— Activity —
Here are some entries; quote each one exactly.

— Dataset entries —
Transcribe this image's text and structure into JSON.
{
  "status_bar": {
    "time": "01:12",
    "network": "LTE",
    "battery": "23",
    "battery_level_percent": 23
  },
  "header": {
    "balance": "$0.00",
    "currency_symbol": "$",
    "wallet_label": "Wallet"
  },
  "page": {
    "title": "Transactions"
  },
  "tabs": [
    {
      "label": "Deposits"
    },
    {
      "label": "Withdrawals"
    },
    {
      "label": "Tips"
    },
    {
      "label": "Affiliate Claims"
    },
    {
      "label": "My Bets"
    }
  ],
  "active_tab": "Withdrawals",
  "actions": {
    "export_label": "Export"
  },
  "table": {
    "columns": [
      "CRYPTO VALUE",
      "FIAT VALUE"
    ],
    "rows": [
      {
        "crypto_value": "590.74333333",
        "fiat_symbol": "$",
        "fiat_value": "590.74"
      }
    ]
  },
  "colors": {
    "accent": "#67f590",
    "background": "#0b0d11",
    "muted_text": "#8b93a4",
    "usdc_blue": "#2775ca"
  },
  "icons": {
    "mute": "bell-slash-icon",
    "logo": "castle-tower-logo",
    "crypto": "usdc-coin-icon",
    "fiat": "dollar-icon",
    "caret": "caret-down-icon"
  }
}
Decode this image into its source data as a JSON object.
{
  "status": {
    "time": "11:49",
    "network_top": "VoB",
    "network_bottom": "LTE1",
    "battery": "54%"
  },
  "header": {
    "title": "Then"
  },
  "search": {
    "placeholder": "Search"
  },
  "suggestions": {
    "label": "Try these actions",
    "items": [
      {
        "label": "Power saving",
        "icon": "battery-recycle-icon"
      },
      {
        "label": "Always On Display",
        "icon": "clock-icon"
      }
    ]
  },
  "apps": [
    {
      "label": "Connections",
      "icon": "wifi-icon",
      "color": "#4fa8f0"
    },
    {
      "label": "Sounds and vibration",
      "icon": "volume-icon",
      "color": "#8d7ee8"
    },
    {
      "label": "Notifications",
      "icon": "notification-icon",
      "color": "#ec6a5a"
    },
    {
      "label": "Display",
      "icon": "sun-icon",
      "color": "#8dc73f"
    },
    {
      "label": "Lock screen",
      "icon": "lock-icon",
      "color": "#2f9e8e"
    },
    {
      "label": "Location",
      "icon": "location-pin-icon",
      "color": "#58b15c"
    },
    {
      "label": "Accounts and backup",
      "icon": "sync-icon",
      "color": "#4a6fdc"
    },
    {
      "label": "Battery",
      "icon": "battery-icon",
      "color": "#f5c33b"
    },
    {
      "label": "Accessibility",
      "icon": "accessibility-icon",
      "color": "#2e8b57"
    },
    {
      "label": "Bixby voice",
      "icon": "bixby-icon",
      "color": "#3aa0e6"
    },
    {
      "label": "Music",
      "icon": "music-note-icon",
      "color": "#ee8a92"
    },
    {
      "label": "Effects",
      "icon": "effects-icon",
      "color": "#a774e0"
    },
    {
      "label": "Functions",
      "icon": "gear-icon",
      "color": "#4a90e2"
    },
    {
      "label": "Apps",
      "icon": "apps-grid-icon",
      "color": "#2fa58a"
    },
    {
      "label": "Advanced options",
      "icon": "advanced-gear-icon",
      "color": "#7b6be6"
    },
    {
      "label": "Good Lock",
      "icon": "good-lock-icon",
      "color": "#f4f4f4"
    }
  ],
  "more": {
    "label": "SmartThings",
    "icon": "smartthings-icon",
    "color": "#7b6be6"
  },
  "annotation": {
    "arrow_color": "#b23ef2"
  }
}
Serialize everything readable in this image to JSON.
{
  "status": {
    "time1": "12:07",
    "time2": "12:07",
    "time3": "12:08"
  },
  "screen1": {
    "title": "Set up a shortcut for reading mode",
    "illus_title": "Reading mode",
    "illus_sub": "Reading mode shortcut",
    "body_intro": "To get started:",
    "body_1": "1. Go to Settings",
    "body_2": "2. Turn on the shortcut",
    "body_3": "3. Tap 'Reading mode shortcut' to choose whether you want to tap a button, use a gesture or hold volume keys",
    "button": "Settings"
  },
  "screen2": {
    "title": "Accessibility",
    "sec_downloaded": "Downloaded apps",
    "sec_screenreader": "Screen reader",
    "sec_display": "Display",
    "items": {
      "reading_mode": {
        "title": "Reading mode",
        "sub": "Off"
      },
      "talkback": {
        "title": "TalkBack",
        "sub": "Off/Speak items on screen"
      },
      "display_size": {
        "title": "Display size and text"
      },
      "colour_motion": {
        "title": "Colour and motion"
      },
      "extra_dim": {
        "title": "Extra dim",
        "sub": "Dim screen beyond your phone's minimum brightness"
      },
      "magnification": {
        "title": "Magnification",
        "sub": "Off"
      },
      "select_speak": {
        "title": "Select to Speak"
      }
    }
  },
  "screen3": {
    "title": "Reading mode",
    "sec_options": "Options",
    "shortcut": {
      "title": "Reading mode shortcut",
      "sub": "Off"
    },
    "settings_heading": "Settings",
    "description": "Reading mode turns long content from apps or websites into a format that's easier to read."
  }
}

— Response —
Transcribe this image's text and structure into JSON.
{
  "status_bar": {
    "time": "01:12",
    "network": "LTE",
    "battery": "23",
    "battery_level_percent": 23
  },
  "header": {
    "balance": "$0.00",
    "currency_symbol": "$",
    "wallet_label": "Wallet"
  },
  "page": {
    "title": "Transactions"
  },
  "tabs": [
    {
      "label": "Deposits"
    },
    {
      "label": "Withdrawals"
    },
    {
      "label": "Tips"
    },
    {
      "label": "Affiliate Claims"
    },
    {
      "label": "My Bets"
    }
  ],
  "active_tab": "Withdrawals",
  "actions": {
    "export_label": "Export"
  },
  "table": {
    "columns": [
      "CRYPTO VALUE",
      "FIAT VALUE"
    ],
    "rows": [
      {
        "crypto_value": "590.74333333",
        "fiat_symbol": "$",
        "fiat_value": "590.74"
      }
    ]
  },
  "colors": {
    "accent": "#67f590",
    "background": "#0b0d11",
    "muted_text": "#8b93a4",
    "usdc_blue": "#2775ca"
  },
  "icons": {
    "mute": "bell-slash-icon",
    "logo": "castle-tower-logo",
    "crypto": "usdc-coin-icon",
    "fiat": "dollar-icon",
    "caret": "caret-down-icon"
  }
}
Decode this image into its source data as a JSON object.
{
  "status": {
    "time": "11:49",
    "network_top": "VoB",
    "network_bottom": "LTE1",
    "battery": "54%"
  },
  "header": {
    "title": "Then"
  },
  "search": {
    "placeholder": "Search"
  },
  "suggestions": {
    "label": "Try these actions",
    "items": [
      {
        "label": "Power saving",
        "icon": "battery-recycle-icon"
      },
      {
        "label": "Always On Display",
        "icon": "clock-icon"
      }
    ]
  },
  "apps": [
    {
      "label": "Connections",
      "icon": "wifi-icon",
      "color": "#4fa8f0"
    },
    {
      "label": "Sounds and vibration",
      "icon": "volume-icon",
      "color": "#8d7ee8"
    },
    {
      "label": "Notifications",
      "icon": "notification-icon",
      "color": "#ec6a5a"
    },
    {
      "label": "Display",
      "icon": "sun-icon",
      "color": "#8dc73f"
    },
    {
      "label": "Lock screen",
      "icon": "lock-icon",
      "color": "#2f9e8e"
    },
    {
      "label": "Location",
      "icon": "location-pin-icon",
      "color": "#58b15c"
    },
    {
      "label": "Accounts and backup",
      "icon": "sync-icon",
      "color": "#4a6fdc"
    },
    {
      "label": "Battery",
      "icon": "battery-icon",
      "color": "#f5c33b"
    },
    {
      "label": "Accessibility",
      "icon": "accessibility-icon",
      "color": "#2e8b57"
    },
    {
      "label": "Bixby voice",
      "icon": "bixby-icon",
      "color": "#3aa0e6"
    },
    {
      "label": "Music",
      "icon": "music-note-icon",
      "color": "#ee8a92"
    },
    {
      "label": "Effects",
      "icon": "effects-icon",
      "color": "#a774e0"
    },
    {
      "label": "Functions",
      "icon": "gear-icon",
      "color": "#4a90e2"
    },
    {
      "label": "Apps",
      "icon": "apps-grid-icon",
      "color": "#2fa58a"
    },
    {
      "label": "Advanced options",
      "icon": "advanced-gear-icon",
      "color": "#7b6be6"
    },
    {
      "label": "Good Lock",
      "icon": "good-lock-icon",
      "color": "#f4f4f4"
    }
  ],
  "more": {
    "label": "SmartThings",
    "icon": "smartthings-icon",
    "color": "#7b6be6"
  },
  "annotation": {
    "arrow_color": "#b23ef2"
  }
}
Serialize everything readable in this image to JSON.
{
  "status": {
    "time1": "12:07",
    "time2": "12:07",
    "time3": "12:08"
  },
  "screen1": {
    "title": "Set up a shortcut for reading mode",
    "illus_title": "Reading mode",
    "illus_sub": "Reading mode shortcut",
    "body_intro": "To get started:",
    "body_1": "1. Go to Settings",
    "body_2": "2. Turn on the shortcut",
    "body_3": "3. Tap 'Reading mode shortcut' to choose whether you want to tap a button, use a gesture or hold volume keys",
    "button": "Settings"
  },
  "screen2": {
    "title": "Accessibility",
    "sec_downloaded": "Downloaded apps",
    "sec_screenreader": "Screen reader",
    "sec_display": "Display",
    "items": {
      "reading_mode": {
        "title": "Reading mode",
        "sub": "Off"
      },
      "talkback": {
        "title": "TalkBack",
        "sub": "Off/Speak items on screen"
      },
      "display_size": {
        "title": "Display size and text"
      },
      "colour_motion": {
        "title": "Colour and motion"
      },
      "extra_dim": {
        "title": "Extra dim",
        "sub": "Dim screen beyond your phone's minimum brightness"
      },
      "magnification": {
        "title": "Magnification",
        "sub": "Off"
      },
      "select_speak": {
        "title": "Select to Speak"
      }
    }
  },
  "screen3": {
    "title": "Reading mode",
    "sec_options": "Options",
    "shortcut": {
      "title": "Reading mode shortcut",
      "sub": "Off"
    },
    "settings_heading": "Settings",
    "description": "Reading mode turns long content from apps or websites into a format that's easier to read."
  }
}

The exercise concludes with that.